IndexController class handles requests for which the controller is index or for which the indicated controller does not exist, as just explained. The indexAction() method handles requests for which the action is index. Remember that index is the default value for both the controller and the action. If you try a request for /, /index, or /index/index, the indexAction() method is executed. There is another useful method to add to IndexController. The noRouteAction() method is called whenever a request is made for a controller that doesn't exist. For example, a request for /foo/bar executes noRouteAction() if FooController.php does not exist. __call($action,$argument) is also useful. It is called when a request is made for the controller but the not existing action. For example, a request for /index/bar executes __call($action,$argument). Since no barAction exists in IndexController?. There is another function I want to explain._forward($controller,$action), it will forward to /$controller/$action. So when you request index/test, besides output “test”, it will forward to foo/bar. Now create another controller FooController.php:
<?php
require_once "Zend/Controller/Action.php";
class FooController extends Zend_Controller_Action{
public function indexAction(){
echo 'Hello from IndexController';
$data = array (
array (
'wanju',
'title' => 'The Mystery of Capitalism'
),
array (
'author' => 'xiuxiu',
'title' => 'Economics in One Lesson'
),
array (
'author' => 'Milton Friedman',
'title' => 'Free to Choose'
)
); // now assign the book data to a Zend_View instance
Zend :: loadClass('Zend_View');
$view = new Zend_View();
$view->setScriptPath('D:\myApp\appZendController\views');
$view->books = $data; // and render a view script called "booklist.php"
echo $view->render('booklist.php');
}
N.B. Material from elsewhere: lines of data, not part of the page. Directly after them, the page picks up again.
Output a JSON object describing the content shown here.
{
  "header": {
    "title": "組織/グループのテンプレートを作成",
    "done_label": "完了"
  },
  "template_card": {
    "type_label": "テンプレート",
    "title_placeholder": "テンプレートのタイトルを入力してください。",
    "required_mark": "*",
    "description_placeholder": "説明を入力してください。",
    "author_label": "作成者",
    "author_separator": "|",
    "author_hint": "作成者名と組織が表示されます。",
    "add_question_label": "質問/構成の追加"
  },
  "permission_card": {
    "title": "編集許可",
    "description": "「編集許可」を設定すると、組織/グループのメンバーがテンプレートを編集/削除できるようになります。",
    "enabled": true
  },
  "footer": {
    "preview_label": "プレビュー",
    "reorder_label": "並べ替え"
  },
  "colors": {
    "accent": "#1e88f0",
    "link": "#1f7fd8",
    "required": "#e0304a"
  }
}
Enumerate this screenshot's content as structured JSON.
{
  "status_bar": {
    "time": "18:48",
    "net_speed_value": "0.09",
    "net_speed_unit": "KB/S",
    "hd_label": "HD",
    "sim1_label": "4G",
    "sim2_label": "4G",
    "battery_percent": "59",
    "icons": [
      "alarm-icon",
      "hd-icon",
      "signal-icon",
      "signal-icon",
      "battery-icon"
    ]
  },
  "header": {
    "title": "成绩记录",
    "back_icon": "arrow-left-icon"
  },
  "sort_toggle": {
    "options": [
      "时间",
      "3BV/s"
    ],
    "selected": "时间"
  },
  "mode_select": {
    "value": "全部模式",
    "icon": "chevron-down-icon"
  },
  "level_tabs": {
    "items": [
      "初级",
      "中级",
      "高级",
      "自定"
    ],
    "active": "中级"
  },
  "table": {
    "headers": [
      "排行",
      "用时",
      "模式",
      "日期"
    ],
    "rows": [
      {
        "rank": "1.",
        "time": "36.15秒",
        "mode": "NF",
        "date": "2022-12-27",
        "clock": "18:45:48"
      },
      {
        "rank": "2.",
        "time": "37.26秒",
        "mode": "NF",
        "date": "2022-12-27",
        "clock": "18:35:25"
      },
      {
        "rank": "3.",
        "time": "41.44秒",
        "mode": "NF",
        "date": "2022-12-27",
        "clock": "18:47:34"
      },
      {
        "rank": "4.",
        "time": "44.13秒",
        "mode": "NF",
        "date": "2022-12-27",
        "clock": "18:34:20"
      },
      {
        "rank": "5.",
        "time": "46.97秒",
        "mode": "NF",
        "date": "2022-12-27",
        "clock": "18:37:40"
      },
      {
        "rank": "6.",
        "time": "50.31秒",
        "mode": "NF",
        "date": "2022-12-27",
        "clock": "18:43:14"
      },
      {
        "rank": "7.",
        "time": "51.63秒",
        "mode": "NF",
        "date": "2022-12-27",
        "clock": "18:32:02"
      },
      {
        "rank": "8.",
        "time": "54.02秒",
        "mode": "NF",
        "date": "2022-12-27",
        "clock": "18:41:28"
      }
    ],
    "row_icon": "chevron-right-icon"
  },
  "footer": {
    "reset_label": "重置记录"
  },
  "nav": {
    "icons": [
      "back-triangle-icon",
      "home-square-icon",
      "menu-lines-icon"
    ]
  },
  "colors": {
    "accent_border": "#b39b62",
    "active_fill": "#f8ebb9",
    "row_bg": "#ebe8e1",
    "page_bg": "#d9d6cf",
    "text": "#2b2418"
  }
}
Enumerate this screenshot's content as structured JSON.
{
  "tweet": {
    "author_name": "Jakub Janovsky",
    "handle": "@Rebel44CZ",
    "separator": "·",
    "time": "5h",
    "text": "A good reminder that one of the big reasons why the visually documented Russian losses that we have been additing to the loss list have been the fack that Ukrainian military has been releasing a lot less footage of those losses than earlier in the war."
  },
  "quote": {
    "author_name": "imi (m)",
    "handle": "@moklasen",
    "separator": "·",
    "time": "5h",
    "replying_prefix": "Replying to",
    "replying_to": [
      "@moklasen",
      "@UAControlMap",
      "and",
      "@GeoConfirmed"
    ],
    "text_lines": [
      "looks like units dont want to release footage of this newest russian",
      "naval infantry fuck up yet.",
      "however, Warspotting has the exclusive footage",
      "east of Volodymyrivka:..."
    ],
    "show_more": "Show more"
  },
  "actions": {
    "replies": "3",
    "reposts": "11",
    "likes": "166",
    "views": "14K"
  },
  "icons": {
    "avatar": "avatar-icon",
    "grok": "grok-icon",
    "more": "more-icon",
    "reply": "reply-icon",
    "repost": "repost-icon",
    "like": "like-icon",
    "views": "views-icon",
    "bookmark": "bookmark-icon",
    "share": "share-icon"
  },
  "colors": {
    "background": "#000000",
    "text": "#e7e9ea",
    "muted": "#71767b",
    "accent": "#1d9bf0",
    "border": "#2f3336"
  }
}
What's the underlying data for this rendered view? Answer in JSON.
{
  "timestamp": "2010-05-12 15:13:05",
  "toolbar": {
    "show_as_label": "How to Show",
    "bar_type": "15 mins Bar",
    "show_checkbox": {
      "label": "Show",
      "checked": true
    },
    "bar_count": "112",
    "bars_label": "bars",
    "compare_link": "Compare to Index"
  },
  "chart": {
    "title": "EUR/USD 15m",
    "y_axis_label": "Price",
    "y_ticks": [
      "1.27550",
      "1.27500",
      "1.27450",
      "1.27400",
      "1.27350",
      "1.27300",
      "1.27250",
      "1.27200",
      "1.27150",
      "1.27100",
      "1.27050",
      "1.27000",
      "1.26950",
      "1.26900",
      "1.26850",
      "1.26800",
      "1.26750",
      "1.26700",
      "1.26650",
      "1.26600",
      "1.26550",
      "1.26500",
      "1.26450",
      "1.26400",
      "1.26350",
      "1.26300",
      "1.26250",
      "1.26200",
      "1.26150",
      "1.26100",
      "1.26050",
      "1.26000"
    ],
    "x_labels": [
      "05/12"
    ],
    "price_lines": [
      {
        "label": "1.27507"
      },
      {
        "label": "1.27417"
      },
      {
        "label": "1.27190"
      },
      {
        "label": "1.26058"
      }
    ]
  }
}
public function barAction(){
echo 'MyconController::barAction()';
}
}
?>


It’s quite similar to IndexController?. What I want to talk about here is the Zend_View, which is a class that helps you organize your view logic. Go back to the code of indexAction in IndexController.

Zend :: loadClass('Zend_View');
$view = new Zend_View();
$view->setScriptPath('D:\myApp\appZendController\views');
$view->worldcups = $data; // and render a view script called worldcuplist.php
echo $view->render('worldcuplist.php');
This section of code first set the view script path and then render worldcuplist.php as the viewer. Meanwhile, pass $data to the viewer. I want to mention here is that if you don’t like to set the script path of viewer in each case you can register it by the code: Zend::register('view', $view); To retrieve it, use the registry() method: $view = Zend::registry('view');

Let’s look at worldcuplist.php:

<?php
if ($this->worldcups)
:
?>



Year
Country
Champion

<?php
foreach ($this->worldcups as $key => $val):
?>   
<?php
echo $this->escape($val['year'])
?>


<?php
echo $this->escape($val['address'])
?>


<?php
echo $this->escape($val['champion'])
?>

<?php
endforeach;
?>

<?php else: ?>

There are no wordcups to display.


<?php  endif;
?>


It simply displays the data passed in.